I spent some time thinking about occupations, what they can mean and how that meaning can change over the years, how people stayed with an occupation and how sometimes it took a while to find your occupation.
My William Busby was a stonemason and I have spoken before about him. He came from a long line of stonemasons.
When he first emigrated he got a job as an Inspector of Works with the Brisbane Council which still related to stonework. After being dismissed from that job (for rudeness per the report in the paper. I still have to do some research and see if I can gain access to the Council minutes). He worked as a monumental mason and did this until his retirement from work and then death in 1928. After winning the design competition for the Caskey Memorial he made a number of very large ornate memorials.
So he was a tradesman and kept to his trade.
His son, George Howard Busby never went into the stonemason business, the reason for this is unknown although I have my suspicions that George had a bit of a taste for adventure.
George had joined the 1st Queensland Regiment, a militia force in Queensland, pre-Federation. He did not got to the Boer War with the official Queensland Contingent, perhaps because he was too young as was only 16 in 1900. However per his World War 1 enlistment papers he served in the Cape Mounted Rifles, during the Boer War, a group that was established in South Africa. I am having trouble confirming this enlistment as so far we have found no records in South Africa but I live in hope.
Also on his WW1 papers he said he had served in the New Guinea Police, again currently I have not been able to confirm this but am still looking.
In this time period before WW1 he joins the Fire Brigade and was based at the Fortitude Valley Station. He gave evidence at inquiry into the Overells department store in February 1904. A body was found in the burnt-out building and and an inquiry was held as the owner felt that the Brigades response was too slow.

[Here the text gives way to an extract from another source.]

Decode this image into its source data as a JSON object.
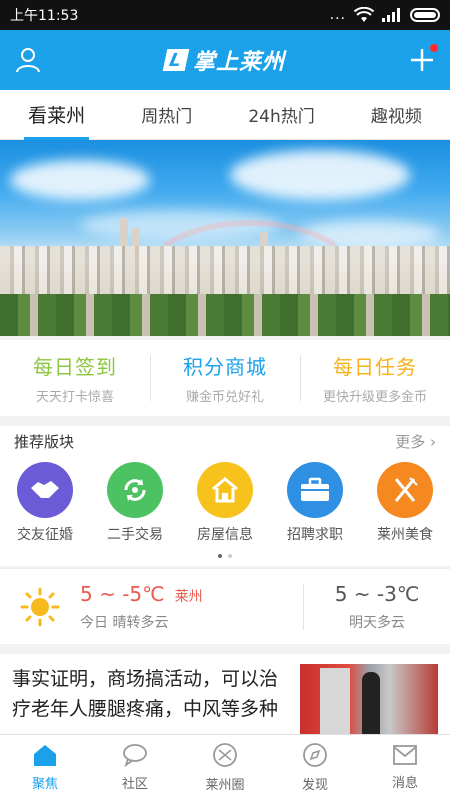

George was a member of the Brigade for a few years, long enough to get a tattoo of crossed axes and helmet which was listed on his WW1 records which gave me the clue to start looking for his employment information. Ken Capell co-author of Brisbane Ablaze was able to give me some information about the working conditions.
As a brigade member they were required to stay onsite and as George got married in 1904. He is listed in the electoral Roll for 1905 as a fireman. I can understand why he did not stay in the job too many years post marriage. We believe he left sometime in 1906-7 as he is not listed in the 1907 employment list.
George completed a st John’s First Aid course in 1909 which was a requirement to be in the Ambulance service. I have this certificate but it didn’t mean anything in particular until I found in Trove that George had his service terminated with the ambulance Brigade in January 1911.
In the 1913 electoral roll he is listed as being an engineer
He was wounded at Gallipoli and returned to Australia as being unfit for further military service. He then acted as a recruiting sergeant around the southern half of Queensland.
After the war George is listed as being an engine driver in the electoral rolls. This would have been a stationary engine driver rather than a railway engine. He had completed his steam ticket certification. I don’t know where George was employed.
I do know that George also was into photography and supplied photos to the Brisbane Courier. I do not know whether this was a freelancer or as an paid member of staff. In 1920 George obtained a Press Photographers pass on the occasion of the Prince of Wales’ visit. I have a letter from the Prince of Wales’ secretary thanking George for the photos he had sent.
It took George a fair while to determine what occupation he was going to follow but he did stay in that until after the Second World war when he splits from his family and ends up in Bundaberg as a fisherman
It is interesting to compare William and George’s experience with modern times when it is almost expected that people will have four to five career changes in their working life.
These changes are not like Richard John Rollason’s forced career change in 1863 when he changed from being a silk ribbon weaver to a labourer as his profession did not exist in Queensland.